● Exercise prompt
Return all of the records exactly.

● Exercise data

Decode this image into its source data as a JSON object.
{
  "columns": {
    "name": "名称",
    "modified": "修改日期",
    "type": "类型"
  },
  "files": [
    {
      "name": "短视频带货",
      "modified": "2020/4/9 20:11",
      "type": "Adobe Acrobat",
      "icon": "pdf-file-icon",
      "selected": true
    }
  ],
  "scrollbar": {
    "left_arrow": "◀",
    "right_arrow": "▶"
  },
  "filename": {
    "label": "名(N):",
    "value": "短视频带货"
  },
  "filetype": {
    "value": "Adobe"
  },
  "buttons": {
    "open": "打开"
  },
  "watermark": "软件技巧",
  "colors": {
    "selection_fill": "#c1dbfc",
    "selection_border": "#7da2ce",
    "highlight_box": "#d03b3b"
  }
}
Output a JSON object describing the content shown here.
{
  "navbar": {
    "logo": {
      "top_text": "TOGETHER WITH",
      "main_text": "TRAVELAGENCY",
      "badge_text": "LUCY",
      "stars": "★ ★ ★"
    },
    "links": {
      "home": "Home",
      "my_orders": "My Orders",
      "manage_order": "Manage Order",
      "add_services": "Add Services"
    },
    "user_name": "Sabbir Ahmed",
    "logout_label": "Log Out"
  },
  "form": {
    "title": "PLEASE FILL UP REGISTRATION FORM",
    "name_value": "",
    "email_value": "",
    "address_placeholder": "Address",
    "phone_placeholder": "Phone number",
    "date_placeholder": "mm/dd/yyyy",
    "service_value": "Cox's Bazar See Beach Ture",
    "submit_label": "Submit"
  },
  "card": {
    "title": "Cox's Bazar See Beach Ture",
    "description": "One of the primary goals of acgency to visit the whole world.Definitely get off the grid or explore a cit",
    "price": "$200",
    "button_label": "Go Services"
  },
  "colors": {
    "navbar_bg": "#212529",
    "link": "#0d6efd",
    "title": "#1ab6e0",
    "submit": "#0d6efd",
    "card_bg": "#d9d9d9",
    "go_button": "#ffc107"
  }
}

● Task result
Decode this image into its source data as a JSON object.
{
  "columns": {
    "name": "名称",
    "modified": "修改日期",
    "type": "类型"
  },
  "files": [
    {
      "name": "短视频带货",
      "modified": "2020/4/9 20:11",
      "type": "Adobe Acrobat",
      "icon": "pdf-file-icon",
      "selected": true
    }
  ],
  "scrollbar": {
    "left_arrow": "◀",
    "right_arrow": "▶"
  },
  "filename": {
    "label": "名(N):",
    "value": "短视频带货"
  },
  "filetype": {
    "value": "Adobe"
  },
  "buttons": {
    "open": "打开"
  },
  "watermark": "软件技巧",
  "colors": {
    "selection_fill": "#c1dbfc",
    "selection_border": "#7da2ce",
    "highlight_box": "#d03b3b"
  }
}
Output a JSON object describing the content shown here.
{
  "navbar": {
    "logo": {
      "top_text": "TOGETHER WITH",
      "main_text": "TRAVELAGENCY",
      "badge_text": "LUCY",
      "stars": "★ ★ ★"
    },
    "links": {
      "home": "Home",
      "my_orders": "My Orders",
      "manage_order": "Manage Order",
      "add_services": "Add Services"
    },
    "user_name": "Sabbir Ahmed",
    "logout_label": "Log Out"
  },
  "form": {
    "title": "PLEASE FILL UP REGISTRATION FORM",
    "name_value": "",
    "email_value": "",
    "address_placeholder": "Address",
    "phone_placeholder": "Phone number",
    "date_placeholder": "mm/dd/yyyy",
    "service_value": "Cox's Bazar See Beach Ture",
    "submit_label": "Submit"
  },
  "card": {
    "title": "Cox's Bazar See Beach Ture",
    "description": "One of the primary goals of acgency to visit the whole world.Definitely get off the grid or explore a cit",
    "price": "$200",
    "button_label": "Go Services"
  },
  "colors": {
    "navbar_bg": "#212529",
    "link": "#0d6efd",
    "title": "#1ab6e0",
    "submit": "#0d6efd",
    "card_bg": "#d9d9d9",
    "go_button": "#ffc107"
  }
}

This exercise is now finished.